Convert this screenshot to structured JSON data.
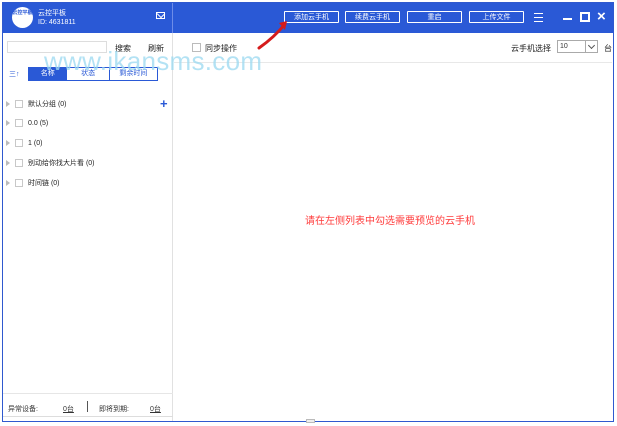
{
  "app": {
    "logo_text": "云控平板",
    "title": "云控平板",
    "id_text": "ID: 4631811",
    "colors": {
      "header": "#2a59d6",
      "accent": "#2a59d6",
      "notice": "#ff3b3b",
      "watermark": "#9edbf1"
    },
    "icons": {
      "mail": "mail-icon",
      "menu": "menu-icon",
      "minimize": "minimize-icon",
      "maximize": "maximize-icon",
      "close": "close-icon"
    }
  },
  "top_buttons": {
    "add_cloud_phone": "添加云手机",
    "renew_cloud_phone": "续费云手机",
    "restart": "重启",
    "upload_file": "上传文件"
  },
  "sidebar": {
    "search_placeholder": "",
    "search": "搜索",
    "refresh": "刷新",
    "sort_icon": "三↑",
    "tabs": [
      {
        "label": "名称",
        "active": true
      },
      {
        "label": "状态",
        "active": false
      },
      {
        "label": "剩余时间",
        "active": false
      }
    ],
    "groups": [
      {
        "name": "默认分组",
        "count": "(0)"
      },
      {
        "name": "0.0",
        "count": "(5)"
      },
      {
        "name": "1",
        "count": "(0)"
      },
      {
        "name": "别动给你找大片看",
        "count": "(0)"
      },
      {
        "name": "时间链",
        "count": "(0)"
      }
    ],
    "footer": {
      "abnormal_label": "异常设备:",
      "abnormal_value": "0台",
      "expiring_label": "即将到期:",
      "expiring_value": "0台"
    }
  },
  "main": {
    "sync_label": "同步操作",
    "phone_select_label": "云手机选择",
    "phone_select_value": "10",
    "unit": "台",
    "notice": "请在左侧列表中勾选需要预览的云手机"
  },
  "watermark": "www.ikansms.com"
}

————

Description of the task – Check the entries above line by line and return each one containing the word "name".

Response area –
        "name": "默认分组",
        "name": "0.0",
        "name": "1",
        "name": "别动给你找大片看",
        "name": "时间链",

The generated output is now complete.